VESA has announced a ’DisplayHDR True Black’ specification as part of its initiative to certify PC monitors for HDR. The new tier has been designed with emissive display technologies such as OLED and microLED in mind.
DisplayHDR True Black specification
In late 2017, the Video Electronics Standards Association (VESA) introduced its DisplayHDR specification and certification program for PC monitors and laptops. It included three tiers (DisplayHDR 400, 600 & 1000) but none of the three specified actual HDR.
VESA has now announced a new top tier called ’DisplayHDR True Black’, which is designed for ”emissive display technologies, including organic light emitting diode (OLED) and future microLED displays,” the organization said.
- "When VESA unveiled the original DisplayHDR standard, we recognized that display technologies were quickly evolving, and we immediately set to work on developing a new open HDR standard for OLED and other emissive display technologies," said Roland Wooster, chairman, VESA DisplayHDR, and representative from Intel Corp. "On behalf of all of the VESA member companies that contributed to the DisplayHDR True Black specification, I'm pleased to say that we are fulfilling our promise with today's announcement. We're extremely proud of this incredible, high contrast and high dynamic range standard. Consumers benefit from the transparency of the DisplayHDR True Black specification and logo, which makes it clear that they're getting a display that yields huge performance improvements in subdued lighting environments."
A spokesperson from Samsung said that OLED is the ”ideal display technology mixing bright highlights with deep, true blacks”.
- "Embracing the new DisplayHDR True Black standard, OLED is the ideal display technology for mixing bright highlights with deep, true blacks, so consumers can create extraordinary content or simply appreciate incredibly breathtaking imagery on their PCs," said Jeremy Yun, vice president, OLED Marketing, Samsung Display. "The new standard, when coupled with VESA's DisplayHDR logo program, will show consumers that True Black represents a highly important step in enhancing gaming, TV or movie watching, as well as viewing and editing of photos and videos. Users can see and feel a dynamic range that yields a superior high-end HDR experience."
More ambitious but...

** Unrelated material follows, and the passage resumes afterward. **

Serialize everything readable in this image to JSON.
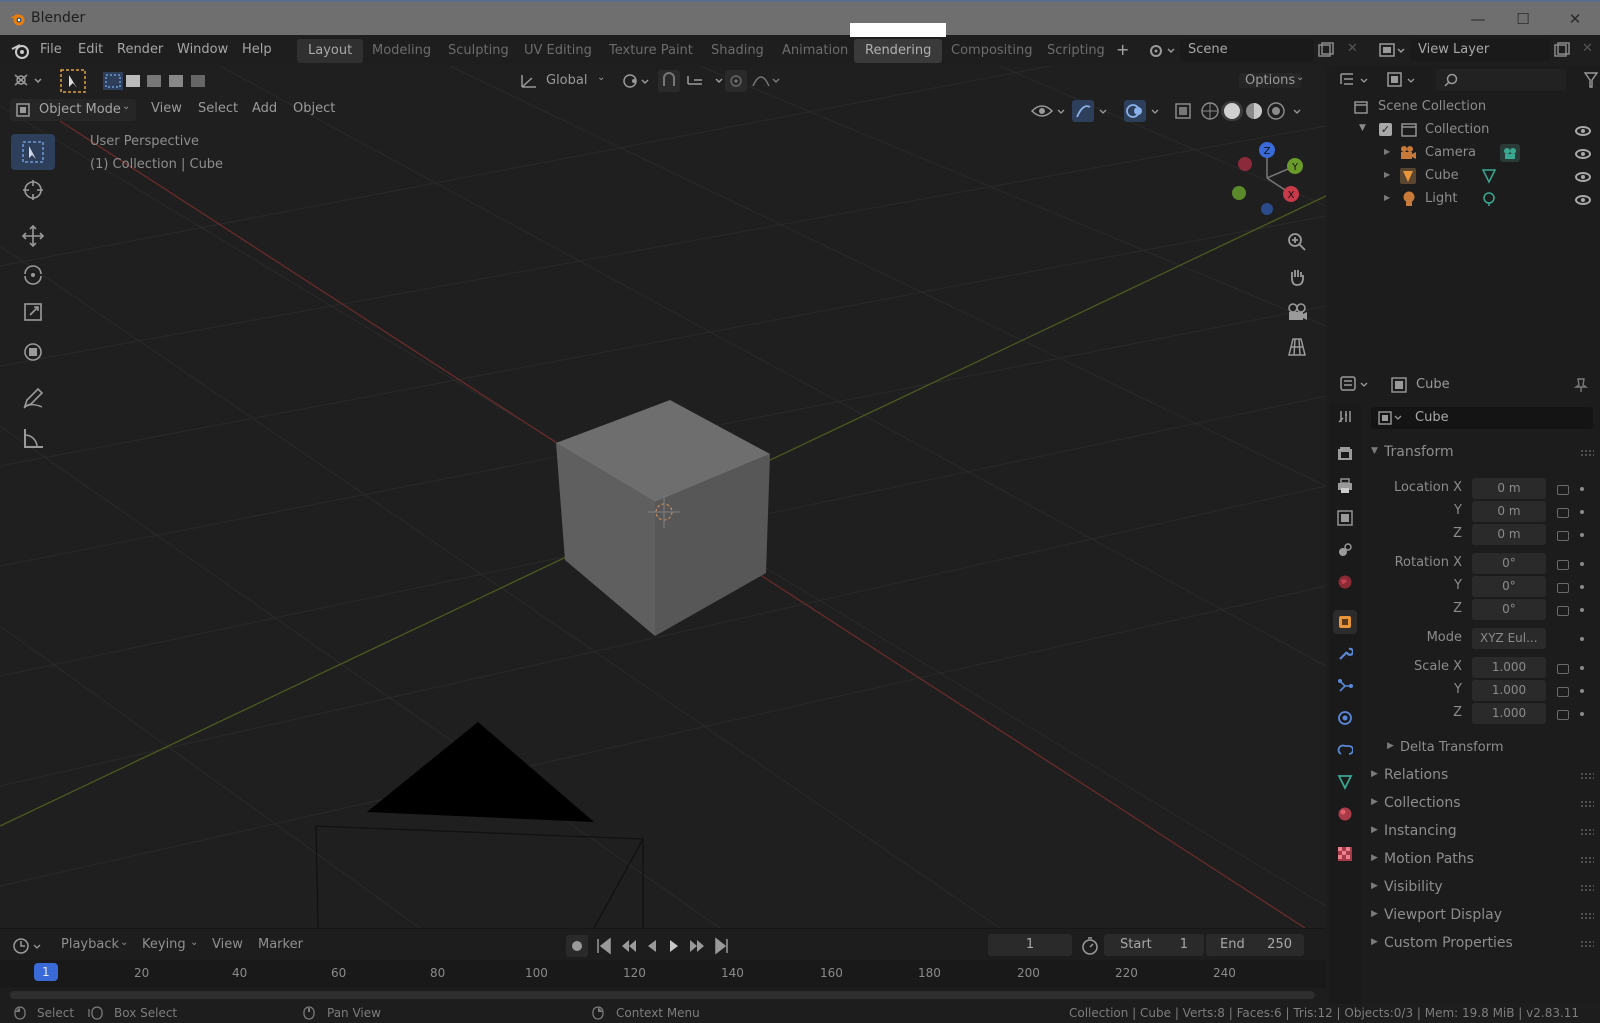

HDR is still largely a fata morgana in the PC ecosystem and even though the new top tier is more ambitious than previous tiers - and is actually approaching HDR - it still leaves room for improvement. It specifies two tiers (DisplayHDR True Black 400 and 500, respectively), with the highest tier requiring 500 nits peak brightness and 90% DCI-P3 coverage. Full requirements are included at the bottom.
In addition, VESA has added a new 500 tier to the standard DisplayHDR specification for LCD monitors. Like the previous tiers, this one should be ignored if you are seeking actual HDR picture quality on a PC monitor.
The new ’DisplayHDR True Black’ specification has been created in anticipation of self-emissive PC monitors. A few OLED PC monitors have been announced but the PC monitor market is still dominated by LCD panels with very poor contrast and limited color performance, predominantly IPS LCD panels.
We hope to see more self-emissive PC monitors announced at CES 2019 next week, and hopefully some HDR-capable PC monitors. For what is is worth, VESA said that ”nearly three dozen displays across nine display OEMs have been released to market with DisplayHDR certification", and that "many more are expected to be introduced in the coming months”.